Victoria Princewill
Posted almost 3 years ago
If/when same-sex marriage is legalised, should ALL religious bodies be required by law to perform same-sex marriage ceremonies?
Religious institutions do and should have their own autonomy different from the state. Religiously-sanctioned marriages are not like vaccines; same-sex marriages are not contingent on their approval the way health can be contingent on getting vaccinated. As a slightly separate point I wonder how many people would want their marriage blessed by a vicar who believed it was intrinsically wrong, or by one who was grudgingly doing so. Given that there are religious institutions/leaders that will and do support gay marriage, (I'm talking rather specifically of Christianity, so forgive the unfortunate narrowness of this point) would it not make more sense to find a church that was willing and open to conduct a gay marriage rather than ruin the most pivotal day of a one's life by forcing someone else's hand and extracting an unwilling blessing? Whilst I fundamentally disagree with the idea of making religious bodies conduct same-sex marriages against their will I can understand the argument for a blanket rule that makes it technically compulsory but with the option for churches to 'opt-out' if they so desire. This changes the relationship between marriage and religion. Talking abstractly, given the major universal changes required, I can see the benefits of making the definition of marriage by law into 'an (eternal) union between two consenting adults' thus making every religious institution that wants to conduct marriages do so according to the law (but w the choice to opt out). As though opting out is discriminatory the fact that the universal perception of marriage is inclusive makes the entire framework less hostile to gay people who want to marry. Currently it looks more like a framework for heterosexuals that gay people are gradually being allowed into, I think that perception of marriage is what needs to change and that is a bigger problem than the one this question asks, although it is itself intriguing.
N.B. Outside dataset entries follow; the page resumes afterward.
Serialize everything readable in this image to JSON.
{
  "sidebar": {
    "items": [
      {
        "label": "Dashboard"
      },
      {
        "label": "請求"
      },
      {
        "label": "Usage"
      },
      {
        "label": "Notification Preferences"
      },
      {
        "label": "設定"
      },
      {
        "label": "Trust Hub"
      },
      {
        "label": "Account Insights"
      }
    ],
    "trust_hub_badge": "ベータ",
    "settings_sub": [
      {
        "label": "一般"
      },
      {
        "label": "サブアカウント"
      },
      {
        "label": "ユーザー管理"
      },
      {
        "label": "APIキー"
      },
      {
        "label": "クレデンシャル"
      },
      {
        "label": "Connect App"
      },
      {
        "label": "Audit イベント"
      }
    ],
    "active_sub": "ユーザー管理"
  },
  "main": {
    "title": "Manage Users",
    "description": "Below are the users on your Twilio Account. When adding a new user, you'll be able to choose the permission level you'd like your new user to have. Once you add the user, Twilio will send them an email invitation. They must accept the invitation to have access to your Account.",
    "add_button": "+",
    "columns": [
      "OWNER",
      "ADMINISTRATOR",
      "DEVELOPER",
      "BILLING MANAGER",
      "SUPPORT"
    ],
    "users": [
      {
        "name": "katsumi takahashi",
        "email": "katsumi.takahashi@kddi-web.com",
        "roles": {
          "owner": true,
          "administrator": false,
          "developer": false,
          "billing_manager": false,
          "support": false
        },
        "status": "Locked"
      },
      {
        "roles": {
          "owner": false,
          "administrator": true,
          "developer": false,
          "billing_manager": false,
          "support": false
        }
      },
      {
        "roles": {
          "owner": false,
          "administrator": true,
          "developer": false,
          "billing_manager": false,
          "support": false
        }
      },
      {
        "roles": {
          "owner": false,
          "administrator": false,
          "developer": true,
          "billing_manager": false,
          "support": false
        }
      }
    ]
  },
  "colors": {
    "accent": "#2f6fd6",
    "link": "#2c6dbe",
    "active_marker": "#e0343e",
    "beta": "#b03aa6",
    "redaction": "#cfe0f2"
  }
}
138325
Victoria Princewill
Posted almost 3 years ago
What is in a label? Should we change the way we use them?
A label is a name for a definition that already exists. It is the reverse of words that exist and need to be defined in a context. When people use labels they tend to believe they already have the context and now they are giving it a title or a headline. The problem is that quite often the people we label are actually more complex than the context itself. I like to naively assume that people label for simplicity and speed not because they think the sum total of a human being rests in one or two very limited descriptions of them. However I have often encountered people who seem to think it actually feasible for people to be the sum total of the label we place upon them. Part of me thinks that the problem with labels lies with the priority of simplicity and speed over truly understanding someone. However this would overlook the perception question. Ultimately everyone is blinkered by their own subjectivity. To argue that there is an objective version of ourselves that others could see if they really tried is erroneous. Thus even if labels did not exist, misrepresentations always would. Perhaps they would be more nuanced or more varied but they would still be in existence. As a black female who has been a victim of many a misplaced label I am tempted to hate labels on principle. Some earlier has actually used the phrase 'i hate labels.' But by hating labels as a whole are we not 'labelling' labels as intrinsically bad? Generalising, stereotyping and sweeping statements are why we find ourselves uncomfortable with labels but not all of them do this. Sometimes certain scenarios, especially research-based ones, deem labels relevant. If we refuse them all and claim humans are individual in every single sense that will certainly soothe our egos but what else will it attain in terms of greater human understanding? We must have some sense of commonality between us, surely. Discrimination is overcome by realisation of this -- labels can reconcile as much as they can divide.